Riverside, Cambridge, Mass. 21 November 1870
To H. C. ANDERSEN
My Honored Friend,
I received a day or two since your kind letter of the first of the month, just indeed as I was about writing you; what you say in it comes very opportunely for I had begun my translation of Lykke Peer and wished to know how large the book would prove and when I could expect the completion. I have received thus far 96 pages, and I have translated about 60, the remainder of what I have on hand I expect to complete this week. I am delighted with the story. It really seems to me one of the brightest, most human and most attractive stories which I have read from your pen. The characters surely must be from life, they are so real. I find the greatest pleasure in translating it, especially after the very kind manner in which you were pleased to speak of my work.
The December number of The Riverside, which goes to you to-day, contains the announcement that the magazine is to be discontinued after this year. The Publishers have decided that it will not be expedient to go an with it, and I have ventured to make provision for the publication of such of your stories as you may be pleased to send me, to be published first in magazine form. Our good friends, Messrs. Scribner & Co. have begun the issue of a magazine, called Scribner’ s Monthly with which the Riverside is incorporated.

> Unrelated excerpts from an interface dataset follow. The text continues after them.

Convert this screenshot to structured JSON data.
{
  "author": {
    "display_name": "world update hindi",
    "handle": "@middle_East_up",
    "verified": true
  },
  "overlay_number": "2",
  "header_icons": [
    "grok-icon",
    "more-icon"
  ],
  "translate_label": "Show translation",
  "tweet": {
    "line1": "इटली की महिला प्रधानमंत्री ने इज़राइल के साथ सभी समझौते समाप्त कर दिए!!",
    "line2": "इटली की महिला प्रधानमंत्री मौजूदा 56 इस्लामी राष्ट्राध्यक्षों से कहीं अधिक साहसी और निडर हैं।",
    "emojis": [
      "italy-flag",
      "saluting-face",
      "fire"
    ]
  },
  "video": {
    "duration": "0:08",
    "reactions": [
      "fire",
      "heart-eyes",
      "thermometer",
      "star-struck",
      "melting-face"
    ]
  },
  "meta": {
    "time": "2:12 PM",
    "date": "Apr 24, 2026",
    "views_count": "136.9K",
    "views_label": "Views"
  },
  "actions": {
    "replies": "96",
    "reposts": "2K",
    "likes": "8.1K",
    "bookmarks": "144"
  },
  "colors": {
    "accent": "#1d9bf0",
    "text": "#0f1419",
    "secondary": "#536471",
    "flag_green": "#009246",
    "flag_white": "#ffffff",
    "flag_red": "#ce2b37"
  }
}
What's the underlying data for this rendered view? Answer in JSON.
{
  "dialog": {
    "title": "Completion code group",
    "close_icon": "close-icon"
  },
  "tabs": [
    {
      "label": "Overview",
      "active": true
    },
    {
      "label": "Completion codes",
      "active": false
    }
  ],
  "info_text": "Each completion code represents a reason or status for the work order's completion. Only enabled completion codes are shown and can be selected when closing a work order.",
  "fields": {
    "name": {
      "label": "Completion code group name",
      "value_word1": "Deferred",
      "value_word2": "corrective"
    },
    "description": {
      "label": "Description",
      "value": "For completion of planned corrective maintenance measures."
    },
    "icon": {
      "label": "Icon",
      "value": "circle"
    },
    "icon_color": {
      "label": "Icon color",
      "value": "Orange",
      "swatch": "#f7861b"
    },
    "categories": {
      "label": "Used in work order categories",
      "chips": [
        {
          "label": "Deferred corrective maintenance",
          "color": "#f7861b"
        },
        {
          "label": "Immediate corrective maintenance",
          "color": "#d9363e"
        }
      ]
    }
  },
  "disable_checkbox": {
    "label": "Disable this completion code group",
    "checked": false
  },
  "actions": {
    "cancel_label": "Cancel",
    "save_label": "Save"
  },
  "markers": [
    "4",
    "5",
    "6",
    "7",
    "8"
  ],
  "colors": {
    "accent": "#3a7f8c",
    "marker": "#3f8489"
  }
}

Scribner' s Monthly is a fine illustrated magazine for general reading, published and edited by high-toned, honorable men. They were very desirous to secure your contributions and I ventured to as sure them that such single stories as you might be disposed to send me I would translate for them, and transmit to you as before payment for the same. I hope that in this I have not overstepped the limits of our good understanding.
It would be impossible for us to publish Lykke Peer for the holidays in book form, because there would not be time. In order to get advantage of the holiday sales in our great country, we need to have our books on the counter not later than the first week in December, and it would take two or three weeks after the last page of your book was translated before it could be ready, and I have not yet received the whole of the book. Accordingly I have made arrangements with Scribner & Co. by which they shall print the story in three numbers of their magazine, beginning with the January number which appears about the middle of December, and then, say about the middle of March Hurd & Houghton will expect to add it in book form to their Edition of your works. You will not be the laser by this arrangement, for Scribner & Co. will first pay you liberally for its use in the magazine and Hurd & Houghton will afterwards pay for its use in book form.
The Complete Edition does not come on so fast as I could wish. We have been delayed by the difficulty in procuring paper; two books are ready to print, Stories and Tales and The Story of My Life. A Poet s Bazaar will come next.
We have already issued O. T. and Only a Fiddler, but as they were published after the 1st of July, no account appears of them in the enclosed Copyright AI c. They will appear in the rendering in Feby next which I trust may be larger. I now enclose a draft on Brown, Shipley & Co. of London for [£] 26/9/6, the amount due on your copyright al c as last rendered. I should explain that this draft was held back at the time from same apprehension as to the security of communication with Denmark, owing to war troubles.
I enclose also a draft on the same firm for [£] 3/12/3 payable to C. A. Reitzel’s order, and here I must ask your kind indulgence. I am very much interested in my studies in Danish contemporaneous literature, but I find it difficult to get the newest and best books. I know not whom I can ask except yourself to aid me. Will you then do me the great favor to spend the sum for me in a subscription to some first class weekly illustrated paper, and also some monthly critical journal, and then what remains may be left in Mr. Reitzel’s hands, so that he may send me any new book which seems to you or him fresh and likely to interest me. I like Björnson' s writings very much and if he has published anything in prose or poetry besides the following I should be very glad to have them. I have already
A Happy Boy
The Fisher Maiden
The Railroad and Churchyard.
I should like my remittance to cover postage charges. I trust I am not giving you too much trouble, my good friend, but I love your country and wish to know more of her literature.
Thanks for the kind manner in which you speak of my writings. I do not expect any honorarium at all, but if one paper or another should take them up, I should be highly honored. If it were done, could not a copy of the paper be sent me?
As soon as it can be done, we expect to send you a package of your recent works. With kind greetings from your Publishers, and from my family and with roy own hearty and affectionate remembrance
I am faithfully yours
HORACE E. SCUDDER